Translated from "Donner un sens au génome", La Recherche, n° 332, June 2000

Part of the sequences is deposited in databanks which are freely accessible via the Internet. Three banks - EMBL in Europe (maintained by the European Bioinformatics Institute (EBI) at Hinxton near Cambridge), GenBank (maintained by the National Center for Biotechnology Information (NCBI) in the United States), and the DNA Data Bank of Japan (DDBJ) in Japan share their data, and in practice form a single bank with three entry points. GenBank’s February 2000 version holds 5.7 million sequences, a total of 5.8 billion nucleotides long, and the size of the bank now doubles every seven months, at a rate of 15 million new bases per day. It is obviously impossible to put a figure on the very large number of sequences not held in these banks, for confidentiality reasons related to the economic interests at stake.

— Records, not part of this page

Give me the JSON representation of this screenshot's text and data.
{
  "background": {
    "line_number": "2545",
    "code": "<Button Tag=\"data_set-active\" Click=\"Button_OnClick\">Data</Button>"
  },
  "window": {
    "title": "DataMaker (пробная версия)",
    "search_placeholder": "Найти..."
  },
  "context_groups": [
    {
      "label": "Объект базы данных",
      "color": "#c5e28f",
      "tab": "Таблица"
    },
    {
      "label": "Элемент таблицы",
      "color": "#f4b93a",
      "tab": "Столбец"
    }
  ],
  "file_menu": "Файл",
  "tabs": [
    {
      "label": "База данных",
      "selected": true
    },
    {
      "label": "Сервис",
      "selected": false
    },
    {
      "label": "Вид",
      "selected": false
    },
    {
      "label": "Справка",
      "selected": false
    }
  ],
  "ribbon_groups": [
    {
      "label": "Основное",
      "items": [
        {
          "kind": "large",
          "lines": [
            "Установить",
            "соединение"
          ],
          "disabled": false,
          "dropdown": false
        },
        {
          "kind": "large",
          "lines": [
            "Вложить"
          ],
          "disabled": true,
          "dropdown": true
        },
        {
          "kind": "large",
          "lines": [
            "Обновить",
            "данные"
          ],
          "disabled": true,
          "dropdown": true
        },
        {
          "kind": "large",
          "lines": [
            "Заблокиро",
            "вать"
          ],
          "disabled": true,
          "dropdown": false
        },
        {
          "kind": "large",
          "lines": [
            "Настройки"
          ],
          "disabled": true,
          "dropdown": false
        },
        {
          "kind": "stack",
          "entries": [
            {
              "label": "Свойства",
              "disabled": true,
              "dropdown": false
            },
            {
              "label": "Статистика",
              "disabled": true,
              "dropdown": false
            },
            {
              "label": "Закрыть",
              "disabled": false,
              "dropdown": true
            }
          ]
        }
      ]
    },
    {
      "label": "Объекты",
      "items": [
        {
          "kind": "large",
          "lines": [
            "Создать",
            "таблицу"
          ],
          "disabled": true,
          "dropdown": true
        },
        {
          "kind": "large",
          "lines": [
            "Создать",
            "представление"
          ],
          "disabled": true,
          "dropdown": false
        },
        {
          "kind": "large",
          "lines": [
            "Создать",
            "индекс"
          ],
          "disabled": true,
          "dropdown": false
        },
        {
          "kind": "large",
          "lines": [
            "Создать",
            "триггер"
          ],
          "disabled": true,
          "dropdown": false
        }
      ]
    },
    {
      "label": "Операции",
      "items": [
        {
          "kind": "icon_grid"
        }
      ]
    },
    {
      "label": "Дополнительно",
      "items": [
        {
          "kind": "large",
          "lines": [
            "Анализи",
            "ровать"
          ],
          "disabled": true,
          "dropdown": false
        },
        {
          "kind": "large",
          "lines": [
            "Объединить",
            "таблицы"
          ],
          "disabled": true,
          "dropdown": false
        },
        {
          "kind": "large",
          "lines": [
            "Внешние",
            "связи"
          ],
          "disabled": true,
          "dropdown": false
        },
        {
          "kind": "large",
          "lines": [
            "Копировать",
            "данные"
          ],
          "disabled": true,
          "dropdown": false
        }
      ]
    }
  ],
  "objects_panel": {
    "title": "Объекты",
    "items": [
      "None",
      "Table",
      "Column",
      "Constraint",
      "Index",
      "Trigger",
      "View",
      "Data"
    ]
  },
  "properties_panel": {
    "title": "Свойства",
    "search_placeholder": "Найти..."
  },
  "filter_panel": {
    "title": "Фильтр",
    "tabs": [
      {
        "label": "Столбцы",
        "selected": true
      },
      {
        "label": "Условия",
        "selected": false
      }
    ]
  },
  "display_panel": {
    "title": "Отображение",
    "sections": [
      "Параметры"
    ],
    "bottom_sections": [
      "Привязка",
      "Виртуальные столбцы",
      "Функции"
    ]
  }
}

The human genome sequence which Craig Venter and his firm Celera say they have completed is not yet accessible either for the time being, but it should be soon - publication in the scientific journals is expected at the end of 2000.

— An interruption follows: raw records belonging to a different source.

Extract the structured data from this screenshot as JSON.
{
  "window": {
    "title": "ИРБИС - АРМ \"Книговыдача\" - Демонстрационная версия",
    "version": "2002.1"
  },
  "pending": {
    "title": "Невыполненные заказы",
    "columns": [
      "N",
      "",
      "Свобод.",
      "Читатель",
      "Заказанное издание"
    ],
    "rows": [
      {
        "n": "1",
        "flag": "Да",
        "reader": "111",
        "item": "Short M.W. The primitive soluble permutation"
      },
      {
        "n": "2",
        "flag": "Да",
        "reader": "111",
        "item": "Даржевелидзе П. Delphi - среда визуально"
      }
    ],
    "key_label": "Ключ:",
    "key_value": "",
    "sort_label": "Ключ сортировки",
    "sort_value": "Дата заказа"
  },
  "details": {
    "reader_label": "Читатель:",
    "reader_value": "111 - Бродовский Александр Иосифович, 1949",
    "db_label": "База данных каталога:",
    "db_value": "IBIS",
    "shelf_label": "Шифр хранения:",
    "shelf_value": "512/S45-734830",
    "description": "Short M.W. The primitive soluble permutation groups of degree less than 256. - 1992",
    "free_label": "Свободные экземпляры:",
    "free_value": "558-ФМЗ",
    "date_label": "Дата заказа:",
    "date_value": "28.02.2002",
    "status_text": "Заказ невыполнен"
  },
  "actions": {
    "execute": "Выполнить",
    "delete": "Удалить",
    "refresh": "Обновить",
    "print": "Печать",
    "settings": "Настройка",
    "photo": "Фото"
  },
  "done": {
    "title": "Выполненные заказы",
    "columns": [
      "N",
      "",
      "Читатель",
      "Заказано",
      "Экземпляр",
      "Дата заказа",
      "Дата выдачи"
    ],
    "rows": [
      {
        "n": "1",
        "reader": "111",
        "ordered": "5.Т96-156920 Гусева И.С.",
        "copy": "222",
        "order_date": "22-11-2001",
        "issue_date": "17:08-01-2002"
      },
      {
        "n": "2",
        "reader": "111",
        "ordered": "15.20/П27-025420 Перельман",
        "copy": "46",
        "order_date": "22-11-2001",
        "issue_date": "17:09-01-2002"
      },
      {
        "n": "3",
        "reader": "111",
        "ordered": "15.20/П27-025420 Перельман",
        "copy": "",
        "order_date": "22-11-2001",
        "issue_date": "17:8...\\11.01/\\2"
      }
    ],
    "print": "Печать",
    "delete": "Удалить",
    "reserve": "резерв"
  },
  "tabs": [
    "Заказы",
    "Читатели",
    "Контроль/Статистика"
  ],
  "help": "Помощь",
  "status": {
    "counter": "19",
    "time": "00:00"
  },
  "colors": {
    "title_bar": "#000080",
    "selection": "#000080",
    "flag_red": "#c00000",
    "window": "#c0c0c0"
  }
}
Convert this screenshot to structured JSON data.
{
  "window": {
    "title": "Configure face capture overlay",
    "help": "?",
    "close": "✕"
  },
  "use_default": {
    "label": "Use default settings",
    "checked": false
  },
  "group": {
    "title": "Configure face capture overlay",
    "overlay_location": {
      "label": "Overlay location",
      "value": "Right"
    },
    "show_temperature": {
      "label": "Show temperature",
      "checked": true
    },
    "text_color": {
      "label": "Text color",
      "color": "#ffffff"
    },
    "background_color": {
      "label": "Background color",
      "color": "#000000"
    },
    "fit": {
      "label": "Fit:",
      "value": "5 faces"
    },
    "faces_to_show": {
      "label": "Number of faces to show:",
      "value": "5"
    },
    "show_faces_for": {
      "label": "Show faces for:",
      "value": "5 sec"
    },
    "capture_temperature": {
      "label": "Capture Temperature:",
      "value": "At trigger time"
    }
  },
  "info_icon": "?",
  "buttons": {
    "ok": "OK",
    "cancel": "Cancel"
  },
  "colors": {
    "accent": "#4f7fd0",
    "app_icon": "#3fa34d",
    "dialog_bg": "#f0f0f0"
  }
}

Each sequence has attached to it various information called "annotations". This naturally includes the source organism, but also, where some of the genes have been identified experimentally or by computational analysis, a brief description of their function, as well as bibliographical links. One good thing about these banks is that they bring together all the publicly available sequences, but they do have several shortcomings. The quality of the sequences varies, and some of the data are redundant - there may be several copies of the same section of the genome of a given organism, sequenced and deposited by different laboratories. There is little logical structure to the annotations, so it is difficult to interpret them by computer, and these too are of very variable quality. Because of this, a number of specialised databases are growing up parallel to these banks. Some bring together sequences which relate to the same organism, for example SubtiList and NRSub for the bacterium Bacillus subtilis, Cyanobase for the bacterium Synechocystis, TAIR for the plant Arabidopsis thaliana. Others group together complementary annotations, cutting across various different sequence databases. This is the case with FlyBase, for the drosophila, MGD (Mouse Genome Database) for the mouse and GDB (Genome Data Base) for the human genome. Others concentrate on a particular class of sequences, but for a group of organisms. The Eukaryotic Promoter Database (EPD) brings together sequences for promoters from eukaryotic organisms. Finally, there are several databases devoted to proteins. SwissProt in Geneva is maintained by the group led by Amos Bairoch, in collaboration with the EBI, and contains more than 80 000 sequences relating to several hundred different organisms. Access to all these data on the Web has significantly changed biologists’ research strategies.